The Murray and Lower Darling, Murrumbidgee, Lachlan and Hunter river systems have enshrined the use of pre-2004 drought data in their water-sharing plans since 2014.

Ms Pavey said the Millennium Drought was not the worst on record for all valleys in NSW. Though all the water-sharing plans were drafted to prepare for the worst, the state was currently experiencing even more severe conditions.

“Water is allocated under water-sharing plans in a way that strikes a balance between water for farming, irrigation and industry, and water for towns and domestic use,” Ms Pavey said. “Regardless of the allocation in a water-sharing plan, town water is always prioritised, including over high-security allocations.”

waterpipeNSW drought co-ordinator Michael Wrathall said the water-sharing plans use a separate analysis to the ones that guarantee water for critical human need during a time of drought, which continually take into account the most recent data.

He acknowledged that there had been a significant shortfall in the Macquarie River system after the anticipated inflows were not met, but this would have been the case on any previous drought benchmark, because the region had only received 30 per cent of its previous lowest rainfall.

“Something we’re going to be reviewing after this drought is how we protect towns and how critical measures are met and how we manage adequately,” Mr Wrathall said. “Droughts play out in quite a number of different ways and if we define the rules in legislation you can end up having perverse outcomes if the drought plays out in a way you didn’t expect.”

ANU Centre for Water Economics director Quentin Grafton said NSW water-sharing plans were based on the assumption that normal conditions would prevail, while climate modelling indicated that periods of high temperatures and low rainfall would become more frequent.

“The decision-making that we’ve had in NSW is what I would call high-risk decision-making, because it’s not adequately accounting for the possibility of changes associated with climate change,” Professor Grafton said.

Burrendong Dam on the Macquarie River, which supplies the towns of Dubbo, Nyngan, Cobar, Wellington and Warren, is sitting at 2.9 per cent capacity, down from 90 per cent two years ago.

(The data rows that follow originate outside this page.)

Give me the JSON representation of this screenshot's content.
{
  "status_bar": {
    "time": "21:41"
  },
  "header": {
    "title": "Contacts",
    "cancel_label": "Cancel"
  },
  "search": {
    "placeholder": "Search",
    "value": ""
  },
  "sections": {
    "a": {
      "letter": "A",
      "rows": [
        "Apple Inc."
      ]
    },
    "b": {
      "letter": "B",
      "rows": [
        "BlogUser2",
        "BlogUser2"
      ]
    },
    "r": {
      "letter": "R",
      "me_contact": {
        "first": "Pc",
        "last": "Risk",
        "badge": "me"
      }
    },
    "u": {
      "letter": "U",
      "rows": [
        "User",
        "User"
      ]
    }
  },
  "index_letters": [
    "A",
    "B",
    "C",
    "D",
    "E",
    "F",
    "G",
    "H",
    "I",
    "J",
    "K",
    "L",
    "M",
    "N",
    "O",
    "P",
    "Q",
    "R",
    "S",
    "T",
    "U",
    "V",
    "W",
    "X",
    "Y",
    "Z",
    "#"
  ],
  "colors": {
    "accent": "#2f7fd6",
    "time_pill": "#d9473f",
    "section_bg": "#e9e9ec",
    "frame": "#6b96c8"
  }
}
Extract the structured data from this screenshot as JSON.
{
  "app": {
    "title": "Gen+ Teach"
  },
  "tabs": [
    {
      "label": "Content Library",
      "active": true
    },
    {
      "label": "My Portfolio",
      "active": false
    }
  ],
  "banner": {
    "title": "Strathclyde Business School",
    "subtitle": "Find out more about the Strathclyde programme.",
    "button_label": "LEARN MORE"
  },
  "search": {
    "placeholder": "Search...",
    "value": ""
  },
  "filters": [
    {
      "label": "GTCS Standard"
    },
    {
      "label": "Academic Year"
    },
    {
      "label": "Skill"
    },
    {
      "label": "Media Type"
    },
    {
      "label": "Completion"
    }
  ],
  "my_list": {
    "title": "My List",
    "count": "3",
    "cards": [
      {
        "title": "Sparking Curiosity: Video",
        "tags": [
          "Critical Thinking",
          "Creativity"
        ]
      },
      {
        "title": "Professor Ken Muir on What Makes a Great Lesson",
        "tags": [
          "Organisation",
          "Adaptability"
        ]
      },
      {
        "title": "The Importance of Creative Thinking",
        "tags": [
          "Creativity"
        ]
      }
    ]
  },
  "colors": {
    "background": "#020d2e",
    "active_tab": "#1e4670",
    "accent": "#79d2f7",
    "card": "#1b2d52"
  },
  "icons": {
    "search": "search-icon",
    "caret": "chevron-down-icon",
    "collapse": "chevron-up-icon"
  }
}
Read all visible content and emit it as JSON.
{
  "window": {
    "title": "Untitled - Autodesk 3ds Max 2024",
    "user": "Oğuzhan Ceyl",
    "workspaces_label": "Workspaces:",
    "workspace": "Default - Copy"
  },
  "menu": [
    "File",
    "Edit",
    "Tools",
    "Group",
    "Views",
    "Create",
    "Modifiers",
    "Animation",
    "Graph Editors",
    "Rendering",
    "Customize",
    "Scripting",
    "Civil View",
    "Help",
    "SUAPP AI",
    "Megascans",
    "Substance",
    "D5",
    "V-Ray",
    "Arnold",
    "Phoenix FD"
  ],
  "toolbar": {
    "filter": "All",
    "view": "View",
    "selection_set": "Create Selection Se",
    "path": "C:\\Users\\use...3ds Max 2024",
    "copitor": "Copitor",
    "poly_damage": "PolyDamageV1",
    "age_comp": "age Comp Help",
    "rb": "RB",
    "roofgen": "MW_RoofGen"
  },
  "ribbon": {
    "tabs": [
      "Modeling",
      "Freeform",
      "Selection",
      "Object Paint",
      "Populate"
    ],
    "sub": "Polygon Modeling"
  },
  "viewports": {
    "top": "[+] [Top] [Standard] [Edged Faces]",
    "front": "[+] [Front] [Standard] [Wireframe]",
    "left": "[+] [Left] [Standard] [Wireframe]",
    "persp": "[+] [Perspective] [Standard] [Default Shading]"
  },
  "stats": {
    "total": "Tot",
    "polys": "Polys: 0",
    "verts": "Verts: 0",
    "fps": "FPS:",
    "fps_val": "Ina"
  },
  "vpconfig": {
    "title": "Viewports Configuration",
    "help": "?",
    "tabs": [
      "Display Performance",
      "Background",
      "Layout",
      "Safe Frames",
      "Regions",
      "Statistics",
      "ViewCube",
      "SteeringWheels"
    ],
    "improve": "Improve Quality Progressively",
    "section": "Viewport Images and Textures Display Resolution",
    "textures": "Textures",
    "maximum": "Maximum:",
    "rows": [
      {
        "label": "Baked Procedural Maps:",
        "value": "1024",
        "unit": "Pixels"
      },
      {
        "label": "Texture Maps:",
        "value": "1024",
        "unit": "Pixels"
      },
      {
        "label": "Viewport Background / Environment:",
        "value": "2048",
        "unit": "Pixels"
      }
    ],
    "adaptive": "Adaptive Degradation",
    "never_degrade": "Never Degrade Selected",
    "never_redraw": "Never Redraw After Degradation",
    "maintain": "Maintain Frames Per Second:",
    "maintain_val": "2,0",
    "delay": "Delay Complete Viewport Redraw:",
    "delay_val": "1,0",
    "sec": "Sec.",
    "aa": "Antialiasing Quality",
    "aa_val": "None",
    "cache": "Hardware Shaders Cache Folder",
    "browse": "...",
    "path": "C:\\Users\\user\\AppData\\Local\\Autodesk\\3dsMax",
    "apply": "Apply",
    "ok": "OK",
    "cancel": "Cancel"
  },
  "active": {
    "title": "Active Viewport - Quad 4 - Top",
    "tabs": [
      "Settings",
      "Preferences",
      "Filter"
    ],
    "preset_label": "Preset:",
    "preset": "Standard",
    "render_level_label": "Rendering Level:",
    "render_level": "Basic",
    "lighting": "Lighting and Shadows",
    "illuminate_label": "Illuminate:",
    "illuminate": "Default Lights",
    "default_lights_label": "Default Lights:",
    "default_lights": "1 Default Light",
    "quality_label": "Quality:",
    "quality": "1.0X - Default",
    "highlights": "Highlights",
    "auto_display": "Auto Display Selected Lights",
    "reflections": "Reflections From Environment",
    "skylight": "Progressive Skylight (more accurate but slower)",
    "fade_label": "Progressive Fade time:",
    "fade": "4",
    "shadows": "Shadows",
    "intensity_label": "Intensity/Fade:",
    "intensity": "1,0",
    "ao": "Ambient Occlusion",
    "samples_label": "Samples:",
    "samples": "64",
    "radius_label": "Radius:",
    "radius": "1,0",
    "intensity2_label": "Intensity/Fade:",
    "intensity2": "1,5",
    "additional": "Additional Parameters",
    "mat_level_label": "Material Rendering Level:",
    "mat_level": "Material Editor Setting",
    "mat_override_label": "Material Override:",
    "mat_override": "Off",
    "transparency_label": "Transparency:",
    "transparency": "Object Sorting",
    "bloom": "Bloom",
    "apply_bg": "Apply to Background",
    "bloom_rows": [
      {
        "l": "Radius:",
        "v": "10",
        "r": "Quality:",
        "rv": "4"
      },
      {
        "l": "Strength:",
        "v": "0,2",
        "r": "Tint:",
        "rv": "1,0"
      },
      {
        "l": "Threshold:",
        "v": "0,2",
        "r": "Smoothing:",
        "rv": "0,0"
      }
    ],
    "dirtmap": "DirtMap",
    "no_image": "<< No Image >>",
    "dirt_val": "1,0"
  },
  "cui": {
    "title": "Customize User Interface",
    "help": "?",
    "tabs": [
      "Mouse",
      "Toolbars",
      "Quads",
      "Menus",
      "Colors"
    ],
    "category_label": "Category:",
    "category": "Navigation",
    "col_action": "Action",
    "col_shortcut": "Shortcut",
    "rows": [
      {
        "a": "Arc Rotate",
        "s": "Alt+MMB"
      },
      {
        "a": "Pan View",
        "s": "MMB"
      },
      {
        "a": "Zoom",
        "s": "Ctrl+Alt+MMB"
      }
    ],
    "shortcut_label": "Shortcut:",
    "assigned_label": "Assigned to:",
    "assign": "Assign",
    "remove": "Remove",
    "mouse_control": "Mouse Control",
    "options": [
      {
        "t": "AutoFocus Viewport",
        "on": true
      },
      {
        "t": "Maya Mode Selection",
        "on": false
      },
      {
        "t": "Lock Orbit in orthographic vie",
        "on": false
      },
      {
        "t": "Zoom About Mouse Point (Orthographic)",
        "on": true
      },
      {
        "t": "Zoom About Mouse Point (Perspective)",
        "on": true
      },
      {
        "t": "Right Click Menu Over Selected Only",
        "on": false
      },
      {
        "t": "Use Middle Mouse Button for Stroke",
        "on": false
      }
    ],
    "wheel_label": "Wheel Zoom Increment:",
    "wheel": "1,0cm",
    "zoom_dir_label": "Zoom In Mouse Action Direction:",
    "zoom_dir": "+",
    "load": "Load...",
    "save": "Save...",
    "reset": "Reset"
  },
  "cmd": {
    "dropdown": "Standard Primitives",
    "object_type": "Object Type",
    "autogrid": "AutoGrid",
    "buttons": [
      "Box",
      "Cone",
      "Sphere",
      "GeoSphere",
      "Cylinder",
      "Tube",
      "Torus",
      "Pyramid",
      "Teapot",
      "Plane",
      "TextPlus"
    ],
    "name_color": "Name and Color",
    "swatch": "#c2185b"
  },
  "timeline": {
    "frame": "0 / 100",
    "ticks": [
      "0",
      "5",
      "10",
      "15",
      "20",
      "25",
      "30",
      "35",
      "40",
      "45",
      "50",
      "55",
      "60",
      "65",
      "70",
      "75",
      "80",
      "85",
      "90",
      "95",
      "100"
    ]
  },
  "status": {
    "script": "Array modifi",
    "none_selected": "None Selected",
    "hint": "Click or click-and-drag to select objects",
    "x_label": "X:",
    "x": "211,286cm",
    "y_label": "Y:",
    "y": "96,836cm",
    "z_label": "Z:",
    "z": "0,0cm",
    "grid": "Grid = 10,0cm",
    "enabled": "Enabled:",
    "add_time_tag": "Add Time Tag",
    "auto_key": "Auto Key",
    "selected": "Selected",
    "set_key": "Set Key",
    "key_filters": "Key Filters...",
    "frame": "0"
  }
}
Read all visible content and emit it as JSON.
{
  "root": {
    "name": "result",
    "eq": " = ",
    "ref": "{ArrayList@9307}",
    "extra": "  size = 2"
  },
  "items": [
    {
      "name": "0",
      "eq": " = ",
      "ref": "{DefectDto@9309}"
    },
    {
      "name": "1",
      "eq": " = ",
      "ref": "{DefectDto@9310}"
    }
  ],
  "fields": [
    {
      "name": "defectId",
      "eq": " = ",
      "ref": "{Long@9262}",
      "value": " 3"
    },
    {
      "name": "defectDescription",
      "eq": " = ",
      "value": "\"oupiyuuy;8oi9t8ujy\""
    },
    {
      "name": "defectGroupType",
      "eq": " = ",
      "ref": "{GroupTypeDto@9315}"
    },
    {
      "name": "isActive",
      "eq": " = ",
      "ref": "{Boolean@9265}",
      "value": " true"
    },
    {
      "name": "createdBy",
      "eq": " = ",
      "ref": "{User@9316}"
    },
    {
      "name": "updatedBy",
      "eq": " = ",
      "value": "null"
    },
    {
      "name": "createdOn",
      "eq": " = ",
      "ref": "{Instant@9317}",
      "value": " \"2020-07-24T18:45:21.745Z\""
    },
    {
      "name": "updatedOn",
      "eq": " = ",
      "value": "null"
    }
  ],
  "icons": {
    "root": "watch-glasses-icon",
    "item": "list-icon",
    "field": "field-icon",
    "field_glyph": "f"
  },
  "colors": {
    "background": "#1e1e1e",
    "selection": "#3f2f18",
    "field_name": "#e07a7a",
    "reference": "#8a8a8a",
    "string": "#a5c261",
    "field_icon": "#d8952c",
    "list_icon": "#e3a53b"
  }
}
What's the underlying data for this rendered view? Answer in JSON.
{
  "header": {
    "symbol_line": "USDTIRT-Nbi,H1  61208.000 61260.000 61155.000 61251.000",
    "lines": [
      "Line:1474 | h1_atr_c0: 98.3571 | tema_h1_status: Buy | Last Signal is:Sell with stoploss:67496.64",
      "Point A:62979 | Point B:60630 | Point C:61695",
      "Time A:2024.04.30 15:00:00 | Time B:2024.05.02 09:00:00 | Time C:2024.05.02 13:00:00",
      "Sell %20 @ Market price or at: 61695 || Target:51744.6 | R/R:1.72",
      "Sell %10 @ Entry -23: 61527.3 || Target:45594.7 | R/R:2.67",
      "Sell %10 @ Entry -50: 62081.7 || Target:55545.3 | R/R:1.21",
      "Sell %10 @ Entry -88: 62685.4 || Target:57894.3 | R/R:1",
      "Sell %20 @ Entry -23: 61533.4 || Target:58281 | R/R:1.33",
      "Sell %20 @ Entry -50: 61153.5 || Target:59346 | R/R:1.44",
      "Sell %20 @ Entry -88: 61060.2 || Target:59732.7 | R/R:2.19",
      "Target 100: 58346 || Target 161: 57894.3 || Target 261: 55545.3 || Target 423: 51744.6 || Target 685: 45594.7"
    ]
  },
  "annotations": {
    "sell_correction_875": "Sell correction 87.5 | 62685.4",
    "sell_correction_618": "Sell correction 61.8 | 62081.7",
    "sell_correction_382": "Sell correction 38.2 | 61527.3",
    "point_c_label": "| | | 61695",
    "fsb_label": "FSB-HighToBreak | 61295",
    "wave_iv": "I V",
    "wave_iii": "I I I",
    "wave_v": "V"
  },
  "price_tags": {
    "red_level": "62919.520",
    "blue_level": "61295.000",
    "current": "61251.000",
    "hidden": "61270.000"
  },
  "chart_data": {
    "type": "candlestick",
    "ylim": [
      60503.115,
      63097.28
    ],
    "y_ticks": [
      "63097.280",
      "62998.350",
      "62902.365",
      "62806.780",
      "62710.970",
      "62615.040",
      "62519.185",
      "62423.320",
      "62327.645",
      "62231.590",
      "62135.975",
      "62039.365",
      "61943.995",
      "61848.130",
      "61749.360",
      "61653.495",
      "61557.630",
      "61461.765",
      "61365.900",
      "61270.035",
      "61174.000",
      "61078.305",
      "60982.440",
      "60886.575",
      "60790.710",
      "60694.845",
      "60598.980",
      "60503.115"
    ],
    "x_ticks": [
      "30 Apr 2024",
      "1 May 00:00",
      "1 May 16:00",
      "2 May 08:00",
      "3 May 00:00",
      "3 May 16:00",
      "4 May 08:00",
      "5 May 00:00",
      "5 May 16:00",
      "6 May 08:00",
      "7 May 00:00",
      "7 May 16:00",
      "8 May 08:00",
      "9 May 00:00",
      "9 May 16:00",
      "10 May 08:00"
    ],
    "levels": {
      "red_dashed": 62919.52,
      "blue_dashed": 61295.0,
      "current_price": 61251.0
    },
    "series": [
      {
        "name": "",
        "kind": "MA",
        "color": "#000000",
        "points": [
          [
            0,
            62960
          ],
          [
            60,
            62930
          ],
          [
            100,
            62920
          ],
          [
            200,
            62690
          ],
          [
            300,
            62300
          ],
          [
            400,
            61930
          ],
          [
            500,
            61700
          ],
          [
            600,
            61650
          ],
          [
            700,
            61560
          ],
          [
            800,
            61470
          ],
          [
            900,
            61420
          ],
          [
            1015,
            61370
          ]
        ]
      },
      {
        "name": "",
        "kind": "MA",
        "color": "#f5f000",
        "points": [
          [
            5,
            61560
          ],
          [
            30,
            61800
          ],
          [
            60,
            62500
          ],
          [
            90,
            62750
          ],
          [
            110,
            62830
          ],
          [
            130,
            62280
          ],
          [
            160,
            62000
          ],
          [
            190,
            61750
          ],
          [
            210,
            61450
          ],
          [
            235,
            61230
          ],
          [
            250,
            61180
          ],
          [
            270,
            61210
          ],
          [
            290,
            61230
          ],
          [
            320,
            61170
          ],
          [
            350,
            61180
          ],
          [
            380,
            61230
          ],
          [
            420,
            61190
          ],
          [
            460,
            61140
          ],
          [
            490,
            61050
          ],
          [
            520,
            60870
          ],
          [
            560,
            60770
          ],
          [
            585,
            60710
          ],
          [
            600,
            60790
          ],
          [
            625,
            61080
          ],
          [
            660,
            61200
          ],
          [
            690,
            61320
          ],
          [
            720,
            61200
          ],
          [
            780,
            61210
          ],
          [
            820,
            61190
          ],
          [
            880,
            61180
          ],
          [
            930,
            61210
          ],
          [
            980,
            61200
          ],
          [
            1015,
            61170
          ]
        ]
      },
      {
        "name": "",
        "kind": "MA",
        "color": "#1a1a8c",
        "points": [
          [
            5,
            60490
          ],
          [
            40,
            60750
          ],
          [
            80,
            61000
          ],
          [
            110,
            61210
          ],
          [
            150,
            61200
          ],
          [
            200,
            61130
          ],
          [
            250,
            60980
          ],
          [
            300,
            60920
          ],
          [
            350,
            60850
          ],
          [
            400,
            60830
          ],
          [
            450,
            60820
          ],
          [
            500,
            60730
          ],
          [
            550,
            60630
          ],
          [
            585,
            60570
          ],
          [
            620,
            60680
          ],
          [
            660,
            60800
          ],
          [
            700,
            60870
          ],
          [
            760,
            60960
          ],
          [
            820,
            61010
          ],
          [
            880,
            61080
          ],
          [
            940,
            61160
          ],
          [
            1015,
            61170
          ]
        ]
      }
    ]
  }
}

The Peel River’s Chaffey Dam, which supplies Tamworth, is down to 15.4 per cent. Pindari Dam on the Border Rivers is at 4.3 per cent and supplies town water for Ashford, Yetman, Boggabilla, Boomi and Mungindi, all of which are on severe restrictions.

Originally published by The Sydney Morning Herald, 17 December 2019.